▶ _TASK INSTRUCTIONS_:
Wherever "sublabel" appears in a line of the listing, that line should be returned.

▶ _THE INPUT_:
..........

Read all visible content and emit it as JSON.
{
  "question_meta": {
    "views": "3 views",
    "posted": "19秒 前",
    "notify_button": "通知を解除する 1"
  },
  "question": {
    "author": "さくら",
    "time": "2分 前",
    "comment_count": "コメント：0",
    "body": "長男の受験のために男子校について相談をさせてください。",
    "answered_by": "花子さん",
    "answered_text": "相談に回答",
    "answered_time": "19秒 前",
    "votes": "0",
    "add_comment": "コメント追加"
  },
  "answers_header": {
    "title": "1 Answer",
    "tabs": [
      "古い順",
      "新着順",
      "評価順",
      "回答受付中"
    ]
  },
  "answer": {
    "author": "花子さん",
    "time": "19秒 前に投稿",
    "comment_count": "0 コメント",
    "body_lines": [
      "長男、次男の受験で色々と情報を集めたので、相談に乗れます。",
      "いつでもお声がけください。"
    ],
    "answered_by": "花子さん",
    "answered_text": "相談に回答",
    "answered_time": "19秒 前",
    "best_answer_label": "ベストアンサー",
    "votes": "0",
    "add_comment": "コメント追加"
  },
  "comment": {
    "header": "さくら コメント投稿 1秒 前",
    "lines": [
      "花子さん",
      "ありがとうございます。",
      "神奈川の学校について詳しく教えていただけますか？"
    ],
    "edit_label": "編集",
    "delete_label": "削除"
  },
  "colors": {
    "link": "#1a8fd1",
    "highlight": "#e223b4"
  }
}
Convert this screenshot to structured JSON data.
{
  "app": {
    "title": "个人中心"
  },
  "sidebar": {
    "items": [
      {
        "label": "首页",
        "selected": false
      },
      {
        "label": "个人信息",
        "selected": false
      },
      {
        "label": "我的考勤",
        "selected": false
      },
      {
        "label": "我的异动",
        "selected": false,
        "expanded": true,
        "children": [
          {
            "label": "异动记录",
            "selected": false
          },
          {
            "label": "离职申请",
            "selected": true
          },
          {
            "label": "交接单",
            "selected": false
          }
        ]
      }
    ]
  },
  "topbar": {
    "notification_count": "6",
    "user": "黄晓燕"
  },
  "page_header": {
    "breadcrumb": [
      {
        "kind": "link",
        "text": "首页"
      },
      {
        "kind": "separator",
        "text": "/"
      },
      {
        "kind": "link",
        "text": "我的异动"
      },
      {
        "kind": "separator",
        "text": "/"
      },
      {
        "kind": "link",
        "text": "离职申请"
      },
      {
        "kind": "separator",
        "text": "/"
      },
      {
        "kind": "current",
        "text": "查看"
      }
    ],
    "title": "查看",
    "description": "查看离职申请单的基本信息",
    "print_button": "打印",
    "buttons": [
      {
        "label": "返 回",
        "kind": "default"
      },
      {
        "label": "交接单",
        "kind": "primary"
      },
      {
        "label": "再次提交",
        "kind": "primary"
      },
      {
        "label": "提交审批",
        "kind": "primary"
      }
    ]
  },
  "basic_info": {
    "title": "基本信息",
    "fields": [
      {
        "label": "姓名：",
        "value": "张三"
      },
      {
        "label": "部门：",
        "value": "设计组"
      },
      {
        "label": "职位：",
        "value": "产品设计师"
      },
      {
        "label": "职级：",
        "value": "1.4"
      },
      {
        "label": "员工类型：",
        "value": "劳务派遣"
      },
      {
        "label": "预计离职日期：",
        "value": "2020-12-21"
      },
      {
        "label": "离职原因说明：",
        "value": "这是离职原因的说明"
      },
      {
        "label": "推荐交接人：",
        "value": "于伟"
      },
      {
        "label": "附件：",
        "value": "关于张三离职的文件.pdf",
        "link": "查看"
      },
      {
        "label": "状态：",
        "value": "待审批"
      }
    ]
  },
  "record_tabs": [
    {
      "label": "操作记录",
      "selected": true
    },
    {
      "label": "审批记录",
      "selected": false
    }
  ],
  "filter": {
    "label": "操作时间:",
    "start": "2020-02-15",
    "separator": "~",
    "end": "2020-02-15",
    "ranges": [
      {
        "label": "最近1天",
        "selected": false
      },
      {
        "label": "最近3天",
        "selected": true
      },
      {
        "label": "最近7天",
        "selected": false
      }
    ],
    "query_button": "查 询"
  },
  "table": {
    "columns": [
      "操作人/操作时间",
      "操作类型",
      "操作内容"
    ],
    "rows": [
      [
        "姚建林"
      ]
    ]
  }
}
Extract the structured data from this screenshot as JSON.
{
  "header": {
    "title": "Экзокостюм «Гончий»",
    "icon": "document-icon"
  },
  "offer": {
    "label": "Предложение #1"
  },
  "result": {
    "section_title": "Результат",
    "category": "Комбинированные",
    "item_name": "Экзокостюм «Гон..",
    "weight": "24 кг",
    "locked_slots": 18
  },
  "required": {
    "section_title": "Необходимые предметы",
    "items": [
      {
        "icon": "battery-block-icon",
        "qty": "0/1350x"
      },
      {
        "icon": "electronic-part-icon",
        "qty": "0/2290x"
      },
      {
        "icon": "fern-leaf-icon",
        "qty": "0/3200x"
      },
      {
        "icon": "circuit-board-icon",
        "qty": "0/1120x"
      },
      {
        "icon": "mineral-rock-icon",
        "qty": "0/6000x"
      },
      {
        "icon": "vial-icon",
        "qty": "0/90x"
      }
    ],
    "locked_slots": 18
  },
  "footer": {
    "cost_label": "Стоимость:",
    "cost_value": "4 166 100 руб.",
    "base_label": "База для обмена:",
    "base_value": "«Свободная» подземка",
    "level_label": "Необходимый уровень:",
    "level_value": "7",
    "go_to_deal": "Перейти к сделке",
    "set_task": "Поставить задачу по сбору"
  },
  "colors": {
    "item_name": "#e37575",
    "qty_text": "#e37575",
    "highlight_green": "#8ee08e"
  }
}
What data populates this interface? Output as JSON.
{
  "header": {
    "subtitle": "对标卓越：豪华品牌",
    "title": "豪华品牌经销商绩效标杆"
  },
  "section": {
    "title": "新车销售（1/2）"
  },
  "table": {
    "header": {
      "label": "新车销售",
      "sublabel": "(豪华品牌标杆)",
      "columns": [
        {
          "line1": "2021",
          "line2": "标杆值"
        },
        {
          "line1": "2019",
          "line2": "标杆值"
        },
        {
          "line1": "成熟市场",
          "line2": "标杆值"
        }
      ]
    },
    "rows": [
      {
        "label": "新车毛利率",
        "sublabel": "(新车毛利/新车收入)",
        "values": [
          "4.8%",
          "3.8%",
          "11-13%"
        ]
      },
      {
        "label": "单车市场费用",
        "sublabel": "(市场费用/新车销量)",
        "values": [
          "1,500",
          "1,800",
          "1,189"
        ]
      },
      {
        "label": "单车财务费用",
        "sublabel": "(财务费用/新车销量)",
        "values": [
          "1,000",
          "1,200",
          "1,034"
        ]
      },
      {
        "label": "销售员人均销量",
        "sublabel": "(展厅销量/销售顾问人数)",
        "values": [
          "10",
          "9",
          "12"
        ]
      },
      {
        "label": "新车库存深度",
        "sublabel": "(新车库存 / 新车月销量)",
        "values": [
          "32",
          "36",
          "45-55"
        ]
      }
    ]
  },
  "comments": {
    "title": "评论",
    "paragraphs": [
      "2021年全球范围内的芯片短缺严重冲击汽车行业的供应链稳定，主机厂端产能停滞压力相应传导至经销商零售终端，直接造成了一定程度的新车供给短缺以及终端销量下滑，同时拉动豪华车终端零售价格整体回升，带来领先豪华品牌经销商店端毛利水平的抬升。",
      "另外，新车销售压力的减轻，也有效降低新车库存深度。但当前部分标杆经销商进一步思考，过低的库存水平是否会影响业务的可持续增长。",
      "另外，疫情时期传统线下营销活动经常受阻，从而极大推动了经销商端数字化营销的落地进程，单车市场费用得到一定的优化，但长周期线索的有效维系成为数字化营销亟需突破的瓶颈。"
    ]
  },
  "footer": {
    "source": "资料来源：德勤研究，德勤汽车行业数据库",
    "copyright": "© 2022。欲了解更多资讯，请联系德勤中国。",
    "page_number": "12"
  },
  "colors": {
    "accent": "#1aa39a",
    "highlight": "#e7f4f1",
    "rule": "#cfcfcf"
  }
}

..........

▶ _ANSWER AREA_:
      "sublabel": "(豪华品牌标杆)",
        "sublabel": "(新车毛利/新车收入)",
        "sublabel": "(市场费用/新车销量)",
        "sublabel": "(财务费用/新车销量)",
        "sublabel": "(展厅销量/销售顾问人数)",
        "sublabel": "(新车库存 / 新车月销量)",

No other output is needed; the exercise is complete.